--- Dataset entries ---
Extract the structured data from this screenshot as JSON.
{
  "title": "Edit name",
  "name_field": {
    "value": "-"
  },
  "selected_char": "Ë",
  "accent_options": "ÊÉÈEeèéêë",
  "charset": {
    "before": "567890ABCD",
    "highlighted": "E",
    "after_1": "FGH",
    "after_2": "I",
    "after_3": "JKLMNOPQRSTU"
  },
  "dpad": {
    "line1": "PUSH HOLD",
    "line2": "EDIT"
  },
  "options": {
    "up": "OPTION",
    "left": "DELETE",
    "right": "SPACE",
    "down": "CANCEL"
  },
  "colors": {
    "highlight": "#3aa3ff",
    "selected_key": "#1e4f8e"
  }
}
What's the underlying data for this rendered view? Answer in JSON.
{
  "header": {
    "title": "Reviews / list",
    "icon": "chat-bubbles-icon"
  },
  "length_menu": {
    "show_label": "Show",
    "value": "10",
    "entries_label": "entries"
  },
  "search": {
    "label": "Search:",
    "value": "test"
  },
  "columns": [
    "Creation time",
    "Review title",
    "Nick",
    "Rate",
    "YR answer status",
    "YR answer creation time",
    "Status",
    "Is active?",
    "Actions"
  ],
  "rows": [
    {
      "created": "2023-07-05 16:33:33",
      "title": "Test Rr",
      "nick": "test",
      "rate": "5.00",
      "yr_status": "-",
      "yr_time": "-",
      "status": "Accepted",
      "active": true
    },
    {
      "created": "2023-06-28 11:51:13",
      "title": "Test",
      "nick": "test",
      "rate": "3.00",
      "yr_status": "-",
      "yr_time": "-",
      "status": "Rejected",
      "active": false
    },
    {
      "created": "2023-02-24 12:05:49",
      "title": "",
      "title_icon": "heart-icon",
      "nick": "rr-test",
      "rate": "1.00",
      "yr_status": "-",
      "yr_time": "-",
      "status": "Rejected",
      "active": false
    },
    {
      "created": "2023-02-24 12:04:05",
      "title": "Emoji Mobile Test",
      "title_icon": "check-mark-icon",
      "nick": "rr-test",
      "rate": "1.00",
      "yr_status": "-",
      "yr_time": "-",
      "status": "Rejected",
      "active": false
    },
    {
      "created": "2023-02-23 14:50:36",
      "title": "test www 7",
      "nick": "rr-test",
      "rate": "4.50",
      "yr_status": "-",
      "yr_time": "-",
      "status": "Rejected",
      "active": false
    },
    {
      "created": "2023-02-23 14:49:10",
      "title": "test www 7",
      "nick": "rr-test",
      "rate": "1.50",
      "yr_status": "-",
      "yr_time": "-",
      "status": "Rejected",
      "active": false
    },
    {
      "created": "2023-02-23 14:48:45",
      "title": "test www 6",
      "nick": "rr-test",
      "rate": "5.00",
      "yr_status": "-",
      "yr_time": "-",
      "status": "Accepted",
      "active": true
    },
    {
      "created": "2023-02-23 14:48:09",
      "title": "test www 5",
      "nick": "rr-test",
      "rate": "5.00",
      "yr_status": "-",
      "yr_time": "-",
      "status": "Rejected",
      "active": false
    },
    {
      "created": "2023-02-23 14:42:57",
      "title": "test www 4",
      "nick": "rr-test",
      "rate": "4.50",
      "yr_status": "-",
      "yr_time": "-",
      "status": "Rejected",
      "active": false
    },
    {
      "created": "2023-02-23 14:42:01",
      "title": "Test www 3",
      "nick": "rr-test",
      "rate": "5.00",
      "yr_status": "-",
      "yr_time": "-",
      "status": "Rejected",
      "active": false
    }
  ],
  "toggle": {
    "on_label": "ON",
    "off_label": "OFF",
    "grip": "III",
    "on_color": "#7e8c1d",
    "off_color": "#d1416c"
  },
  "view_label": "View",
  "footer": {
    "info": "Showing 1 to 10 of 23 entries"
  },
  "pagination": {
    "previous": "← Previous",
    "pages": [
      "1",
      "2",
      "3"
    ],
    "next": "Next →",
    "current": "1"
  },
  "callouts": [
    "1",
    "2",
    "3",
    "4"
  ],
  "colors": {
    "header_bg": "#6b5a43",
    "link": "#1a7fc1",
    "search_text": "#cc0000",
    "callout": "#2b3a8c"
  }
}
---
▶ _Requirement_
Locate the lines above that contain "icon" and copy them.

▶ _Solution for this exercise_
    "icon": "chat-bubbles-icon"
      "title_icon": "heart-icon",
      "title_icon": "check-mark-icon",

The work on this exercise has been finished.